- Activity
Count the lines below that contain the word "controla" and give only the number.

- Data to examine
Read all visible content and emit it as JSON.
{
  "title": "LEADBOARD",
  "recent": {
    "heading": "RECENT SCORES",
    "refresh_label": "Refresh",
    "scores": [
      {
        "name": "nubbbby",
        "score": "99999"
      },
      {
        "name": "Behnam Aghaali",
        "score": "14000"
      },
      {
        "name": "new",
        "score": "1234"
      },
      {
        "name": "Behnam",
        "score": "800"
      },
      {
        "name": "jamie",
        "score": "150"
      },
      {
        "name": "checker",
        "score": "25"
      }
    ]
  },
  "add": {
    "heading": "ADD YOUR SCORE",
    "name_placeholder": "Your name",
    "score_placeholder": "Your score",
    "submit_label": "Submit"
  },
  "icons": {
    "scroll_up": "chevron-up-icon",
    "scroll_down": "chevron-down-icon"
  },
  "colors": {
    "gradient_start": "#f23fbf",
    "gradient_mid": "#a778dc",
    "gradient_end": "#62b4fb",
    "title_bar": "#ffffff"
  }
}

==

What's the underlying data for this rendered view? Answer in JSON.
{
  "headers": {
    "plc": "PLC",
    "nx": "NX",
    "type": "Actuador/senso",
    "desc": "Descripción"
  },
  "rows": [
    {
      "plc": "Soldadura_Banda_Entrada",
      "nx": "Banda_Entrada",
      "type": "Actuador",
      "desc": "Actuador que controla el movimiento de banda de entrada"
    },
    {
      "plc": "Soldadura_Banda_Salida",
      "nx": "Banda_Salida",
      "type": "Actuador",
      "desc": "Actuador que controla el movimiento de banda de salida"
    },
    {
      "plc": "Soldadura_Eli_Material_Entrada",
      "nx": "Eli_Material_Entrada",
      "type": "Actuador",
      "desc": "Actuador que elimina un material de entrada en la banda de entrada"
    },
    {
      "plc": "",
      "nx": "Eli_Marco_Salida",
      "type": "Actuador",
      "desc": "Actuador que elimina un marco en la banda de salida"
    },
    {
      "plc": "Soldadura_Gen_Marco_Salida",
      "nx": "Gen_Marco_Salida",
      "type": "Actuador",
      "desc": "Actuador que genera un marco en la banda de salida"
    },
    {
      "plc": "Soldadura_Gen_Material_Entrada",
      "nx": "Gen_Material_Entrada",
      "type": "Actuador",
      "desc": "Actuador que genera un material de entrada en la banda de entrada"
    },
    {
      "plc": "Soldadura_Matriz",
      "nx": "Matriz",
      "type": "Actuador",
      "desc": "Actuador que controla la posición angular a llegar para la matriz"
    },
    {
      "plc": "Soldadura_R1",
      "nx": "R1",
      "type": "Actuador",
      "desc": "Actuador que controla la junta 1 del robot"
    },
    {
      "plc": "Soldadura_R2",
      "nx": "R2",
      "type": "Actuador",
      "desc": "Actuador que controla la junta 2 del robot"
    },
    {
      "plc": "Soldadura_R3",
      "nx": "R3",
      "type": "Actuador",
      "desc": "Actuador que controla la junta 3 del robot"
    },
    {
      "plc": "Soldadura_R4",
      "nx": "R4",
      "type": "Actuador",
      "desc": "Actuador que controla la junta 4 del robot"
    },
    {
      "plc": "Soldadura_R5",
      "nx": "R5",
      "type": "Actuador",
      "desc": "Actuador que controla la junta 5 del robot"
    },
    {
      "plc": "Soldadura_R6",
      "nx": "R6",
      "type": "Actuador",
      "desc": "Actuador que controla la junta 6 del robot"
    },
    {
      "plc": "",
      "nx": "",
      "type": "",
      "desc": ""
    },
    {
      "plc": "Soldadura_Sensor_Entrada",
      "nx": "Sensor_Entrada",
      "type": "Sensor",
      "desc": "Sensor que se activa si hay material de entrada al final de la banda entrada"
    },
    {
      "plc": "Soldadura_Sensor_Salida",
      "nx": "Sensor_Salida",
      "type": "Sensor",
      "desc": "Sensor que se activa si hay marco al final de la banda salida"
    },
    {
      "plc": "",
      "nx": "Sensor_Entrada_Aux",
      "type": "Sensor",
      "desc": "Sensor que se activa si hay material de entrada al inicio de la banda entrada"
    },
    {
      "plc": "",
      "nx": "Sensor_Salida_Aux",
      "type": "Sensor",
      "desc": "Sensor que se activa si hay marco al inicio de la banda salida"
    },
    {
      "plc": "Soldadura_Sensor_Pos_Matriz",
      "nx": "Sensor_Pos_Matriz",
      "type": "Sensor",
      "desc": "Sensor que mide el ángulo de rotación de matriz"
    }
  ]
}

- Solution for this problem
9